Kubrick Watch: Those of you who have not purchased Warner's second release of The Stanley Kubrick Collection and get HBO Signature might want to fire up the old VCR. The documentary Stanley Kubrick: A Life in Pictures only available on DVD in the spendy Kubrick box-set will run today in the morning or early afternoon, depending on your location. Check your local listings. (Sorry for the late notice we just found out ourselves!)
Quotable: "...Mostly the Hollywood contingent says it wants to help the Bush administration 'get out its message,' to do a better job on selling America's image abroad. Maybe then so many people around the world will stop hating us. All of which leaves me rather confused. I've always thought Hollywood, more than any other institution, did a great job of accurately projecting true American values. And that's why I suspect the world would be a safer place if we started sending those folks over there fewer, rather than more and improved, episodes of Baywatch. On the other hand, if you're among the 60 percent of the world population that has never made a phone call, or the 50 percent that gets by on less than a dollar a day, maybe 13 episodes of Married With Children dubbed into Urdu is precisely what's needed to lower the hostility level."

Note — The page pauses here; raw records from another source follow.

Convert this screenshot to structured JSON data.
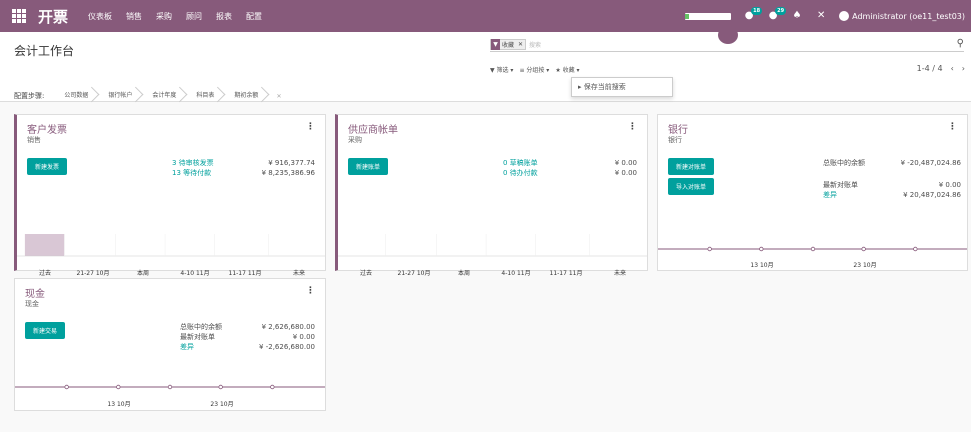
{
  "nav": {
    "brand": "开票",
    "menu": [
      "仪表板",
      "销售",
      "采购",
      "顾问",
      "报表",
      "配置"
    ],
    "messages_count": "18",
    "activity_count": "29",
    "user": "Administrator (oe11_test03)"
  },
  "page": {
    "title": "会计工作台"
  },
  "search": {
    "facet_label": "收藏",
    "placeholder": "搜索",
    "filters_label": "▼ 筛选 ▾",
    "groupby_label": "≡ 分组按 ▾",
    "favorites_label": "★ 收藏 ▾",
    "pager": "1-4 / 4",
    "dropdown_item": "▸ 保存当前搜索"
  },
  "steps": {
    "label": "配置步骤:",
    "items": [
      "公司数据",
      "银行帐户",
      "会计年度",
      "科目表",
      "期初余额"
    ]
  },
  "cards": [
    {
      "title": "客户发票",
      "subtitle": "销售",
      "buttons": [
        "新建发票"
      ],
      "stats": [
        {
          "label": "3 待审核发票",
          "value": "¥ 916,377.74"
        },
        {
          "label": "13 等待付款",
          "value": "¥ 8,235,386.96"
        }
      ],
      "bars": [
        "过去",
        "21-27 10月",
        "本周",
        "4-10 11月",
        "11-17 11月",
        "未来"
      ]
    },
    {
      "title": "供应商帐单",
      "subtitle": "采购",
      "buttons": [
        "新建账单"
      ],
      "stats": [
        {
          "label": "0 草稿账单",
          "value": "¥ 0.00"
        },
        {
          "label": "0 待办付款",
          "value": "¥ 0.00"
        }
      ],
      "bars": [
        "过去",
        "21-27 10月",
        "本周",
        "4-10 11月",
        "11-17 11月",
        "未来"
      ]
    },
    {
      "title": "银行",
      "subtitle": "银行",
      "buttons": [
        "新建对账单",
        "导入对账单"
      ],
      "stats": [
        {
          "label": "总账中的余额",
          "value": "¥ -20,487,024.86"
        },
        {
          "label": "最新对账单",
          "value": "¥ 0.00"
        },
        {
          "label": "差异",
          "value": "¥ 20,487,024.86"
        }
      ],
      "dates": [
        "13 10月",
        "23 10月"
      ]
    },
    {
      "title": "现金",
      "subtitle": "现金",
      "buttons": [
        "新建交易"
      ],
      "stats": [
        {
          "label": "总账中的余额",
          "value": "¥ 2,626,680.00"
        },
        {
          "label": "最新对账单",
          "value": "¥ 0.00"
        },
        {
          "label": "差异",
          "value": "¥ -2,626,680.00"
        }
      ],
      "dates": [
        "13 10月",
        "23 10月"
      ]
    }
  ],
  "colors": {
    "brand": "#875a7b",
    "accent": "#00a09d"
  }
}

L.A. Weekly scribe Marc Cooper
Ben Stiller, in a letter to The New York Times,
"The very phrase (British film industry) depresses me. I don't think we've got a film industry, and never have had. We've been making bloody awful films. I've observed over the years that a lot of people go on about the 'British film industry,' and as soon as they're offered anything in Hollywood they're off. You can't see them for dust. At the moment the best writing is coming out of America. There they rewrite a sitcom five times in the week that you rehearse. Five times! And you know that hasn't happened here (in Britain)."
"Give me a break. There will only ever be one Rat Pack. It's a joke. All they are doing in the remake is a cheap impersonation of the original Rat Pack. People knew about Frank and his broads and Dean and his drinking. They knew that we partied together. With the new version, you've got five or six people who never had any association with each other off-screen."
Original Rat-Packer Joey Bishop, slamming Steven
"Gene thought it was funny, really. He's not a soft guy, he's an ex-Marine, and he can take care of himself. Really, he's a very gentle guy, but anybody can be provoked."
Dick Guttman, publicist for Gene Hackman. The
Coming Attractions: New DVD reviews are on the way, including our look at The Woody Allen Collection, Vol. 3, Paramount's revised Star Trek: The Motion Picture, and lots more. This also will be the last weekend to enter this month's totally free DVD contest for a copy of The French Connection: Five Star Collection (starring ass-whoopin' Gene Hackman), so be sure to visit our contest page if you haven't yet, and don't forget to take our monthly DVD poll while you're there. We'll be back Monday to announce the winner, and we'll have a new contest up and running as well.
Enjoy the weekend we'll see ya soon.